Skip to content

Operations Research is hot at IBM

IBM announced today that it is forming a new consulting group for business analytics and optimization, called Business Analytics and Optimization Services.  With 4000 people, this is a pretty serious operation!  You can check out the news release and the Business Week coverage.   I’ll pass over the fact that IBM doesn’t use the phrase “operations research” in this announcement, and note that this group combines its consulting arm (formed with the acquisition of PricewaterhouseCoopers a few years back) with the strengths in research (in Watson and other places), two groups with world-leading operations research skills.  From the press release:

Working with more than 4,000 consultants dedicated to this effort will be experts from IBM Research’s world renowned laboratories with more than 200 mathematicians and advanced analytics experts. The company also made significant investments in Services Research for the past 10 years to build technologies and intellectual property that optimize new services offerings — all culminating in this new consulting practice in support of IBM’s Smarter Planet strategy, which recognizes the need for improved business insight.

I did work with PwC before it was acquired, and continued for a period after they became part of IBM. There was a large group of people who really got operations research, and we did some great work for the Internal Revenue Service and the US Postal Service.
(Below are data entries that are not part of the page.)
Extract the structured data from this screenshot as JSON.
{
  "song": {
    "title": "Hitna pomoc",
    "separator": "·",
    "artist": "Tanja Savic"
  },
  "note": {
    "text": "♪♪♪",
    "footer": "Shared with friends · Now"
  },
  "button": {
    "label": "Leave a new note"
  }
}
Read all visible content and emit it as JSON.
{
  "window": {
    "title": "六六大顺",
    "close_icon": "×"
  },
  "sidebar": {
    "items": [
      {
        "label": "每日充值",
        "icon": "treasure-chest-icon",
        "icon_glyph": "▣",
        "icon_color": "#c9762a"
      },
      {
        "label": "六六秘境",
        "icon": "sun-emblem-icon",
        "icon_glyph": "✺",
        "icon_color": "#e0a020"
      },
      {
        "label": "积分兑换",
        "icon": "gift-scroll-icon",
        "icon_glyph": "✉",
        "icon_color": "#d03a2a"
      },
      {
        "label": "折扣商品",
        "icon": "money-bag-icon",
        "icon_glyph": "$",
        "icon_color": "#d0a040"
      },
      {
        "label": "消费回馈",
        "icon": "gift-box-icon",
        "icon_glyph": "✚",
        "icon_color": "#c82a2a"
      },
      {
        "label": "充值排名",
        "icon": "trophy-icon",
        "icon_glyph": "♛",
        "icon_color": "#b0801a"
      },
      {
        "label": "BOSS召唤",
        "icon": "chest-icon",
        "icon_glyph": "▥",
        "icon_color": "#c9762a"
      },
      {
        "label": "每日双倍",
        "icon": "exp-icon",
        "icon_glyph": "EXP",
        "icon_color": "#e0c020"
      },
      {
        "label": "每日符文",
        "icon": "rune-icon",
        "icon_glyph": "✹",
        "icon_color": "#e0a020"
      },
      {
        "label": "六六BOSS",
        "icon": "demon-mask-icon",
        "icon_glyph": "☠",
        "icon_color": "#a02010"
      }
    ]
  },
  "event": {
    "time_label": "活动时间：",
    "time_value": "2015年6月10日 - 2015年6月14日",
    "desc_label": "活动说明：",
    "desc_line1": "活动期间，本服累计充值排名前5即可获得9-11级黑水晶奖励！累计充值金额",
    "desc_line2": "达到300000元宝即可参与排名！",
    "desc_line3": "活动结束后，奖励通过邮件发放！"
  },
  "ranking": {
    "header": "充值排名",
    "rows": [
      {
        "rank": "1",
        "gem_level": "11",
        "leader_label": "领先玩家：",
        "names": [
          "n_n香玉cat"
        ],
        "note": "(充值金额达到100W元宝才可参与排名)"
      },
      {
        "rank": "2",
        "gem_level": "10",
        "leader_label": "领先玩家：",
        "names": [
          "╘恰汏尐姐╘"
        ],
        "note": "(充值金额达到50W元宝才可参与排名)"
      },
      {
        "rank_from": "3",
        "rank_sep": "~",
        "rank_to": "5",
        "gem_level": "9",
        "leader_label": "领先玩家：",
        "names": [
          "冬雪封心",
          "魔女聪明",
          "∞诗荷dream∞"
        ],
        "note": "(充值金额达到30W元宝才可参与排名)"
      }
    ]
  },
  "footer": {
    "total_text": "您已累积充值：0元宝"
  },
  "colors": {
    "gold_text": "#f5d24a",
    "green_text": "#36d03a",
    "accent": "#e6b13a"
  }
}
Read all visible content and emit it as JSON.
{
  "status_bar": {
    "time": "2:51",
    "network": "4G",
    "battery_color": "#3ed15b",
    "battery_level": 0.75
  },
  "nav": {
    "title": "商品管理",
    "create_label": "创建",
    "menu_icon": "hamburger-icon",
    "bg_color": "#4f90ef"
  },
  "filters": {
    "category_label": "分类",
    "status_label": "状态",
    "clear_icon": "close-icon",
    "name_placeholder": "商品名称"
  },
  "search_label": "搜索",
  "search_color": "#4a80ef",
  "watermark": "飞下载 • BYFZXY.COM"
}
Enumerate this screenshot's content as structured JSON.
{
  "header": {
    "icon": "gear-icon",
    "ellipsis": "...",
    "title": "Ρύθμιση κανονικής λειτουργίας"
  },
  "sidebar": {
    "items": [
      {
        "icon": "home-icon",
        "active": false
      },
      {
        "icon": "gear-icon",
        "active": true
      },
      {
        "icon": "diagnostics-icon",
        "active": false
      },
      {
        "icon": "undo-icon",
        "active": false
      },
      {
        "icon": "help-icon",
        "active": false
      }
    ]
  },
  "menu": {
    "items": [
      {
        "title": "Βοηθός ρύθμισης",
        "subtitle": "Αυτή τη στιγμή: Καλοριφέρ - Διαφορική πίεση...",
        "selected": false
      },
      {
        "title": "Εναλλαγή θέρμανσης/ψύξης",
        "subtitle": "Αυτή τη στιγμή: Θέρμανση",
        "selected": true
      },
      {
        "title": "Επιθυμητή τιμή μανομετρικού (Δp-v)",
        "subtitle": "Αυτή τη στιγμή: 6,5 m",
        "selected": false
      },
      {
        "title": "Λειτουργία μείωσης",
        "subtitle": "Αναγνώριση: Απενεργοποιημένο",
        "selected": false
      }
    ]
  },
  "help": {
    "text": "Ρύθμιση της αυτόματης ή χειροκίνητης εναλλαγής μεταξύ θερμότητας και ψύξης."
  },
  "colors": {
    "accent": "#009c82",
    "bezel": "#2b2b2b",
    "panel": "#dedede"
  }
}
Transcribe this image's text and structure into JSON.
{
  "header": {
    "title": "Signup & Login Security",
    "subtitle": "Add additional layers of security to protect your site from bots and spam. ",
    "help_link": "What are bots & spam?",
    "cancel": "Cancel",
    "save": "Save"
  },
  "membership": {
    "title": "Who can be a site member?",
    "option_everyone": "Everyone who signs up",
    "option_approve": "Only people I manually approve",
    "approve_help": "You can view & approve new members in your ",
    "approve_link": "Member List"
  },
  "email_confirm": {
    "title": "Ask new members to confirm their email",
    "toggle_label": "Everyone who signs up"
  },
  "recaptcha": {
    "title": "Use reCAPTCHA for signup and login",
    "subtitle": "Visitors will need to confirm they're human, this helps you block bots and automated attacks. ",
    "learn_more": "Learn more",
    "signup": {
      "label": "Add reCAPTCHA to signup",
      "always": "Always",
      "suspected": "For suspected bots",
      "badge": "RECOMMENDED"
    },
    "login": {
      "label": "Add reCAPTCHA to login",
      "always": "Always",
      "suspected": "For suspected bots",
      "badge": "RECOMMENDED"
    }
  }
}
I am excited that IBM sees the value of operations research (OK, business analytics and optimization) sufficiently to put together such a large group.

This move is very much in keeping with IBMs previous acquisition of ILOG. From the Business Week article:

The consulting business may drive sales for a lot of IBM’s own technologies, as well. The company has built up a strong position in business analytics software in recent years, partly through acquisitions. In 2007 it paid $5 billion for Canada’s Cognos, a leader in business intelligence. Last year, IBM broke into business-process optimization with a $340 million acquisition of ILOG, a French company.

This is an exciting move, and I think it will have a significant effect on how the sort of mathematics we do is used in industry.

Added 3:15PM ET, April 14. Be sure to check out the IBM site for the new initiative. With people like Brenda Dietrich and Bill Pulleyblank involved, I think it is safe to assume that operations research is going to have a big role.

{ 2 } Comments

  1. Jack Mason | April 14, 2009 at 8:30 pm | Permalink

    Michael:

    Delighted to see that you heard about our new business analytics consulting group. And would like to hear more about how operations research fits into the picture.

    I’m helping to lead some of the social media work around Smarter Planet and the “new intelligence” that next generation analytics will make possible.

    We also have a great CMU connection, with Mario Berges, a PhD student in civil engineering, working on the Sensor Andrew project for smarter buildings, who has put together the Spanish-language satellite of the Smarter Planet on Tumblr project

    http://planetainteligente.tumblr.com/

  2. Larry (IEOR Tools) | April 16, 2009 at 10:17 am | Permalink

    Relating back to a previous topic on naming it seems that “analytics” is definitely the preferred choice in the science of decision making and optimization. I just got back from a conference concerning optimization techniques with banking and credit collections. Analytics was definitely the most common word used to describe optimization techniques.

    On top of that it is great to see IBM actively using Operations Research as a vision and a mission for support and services.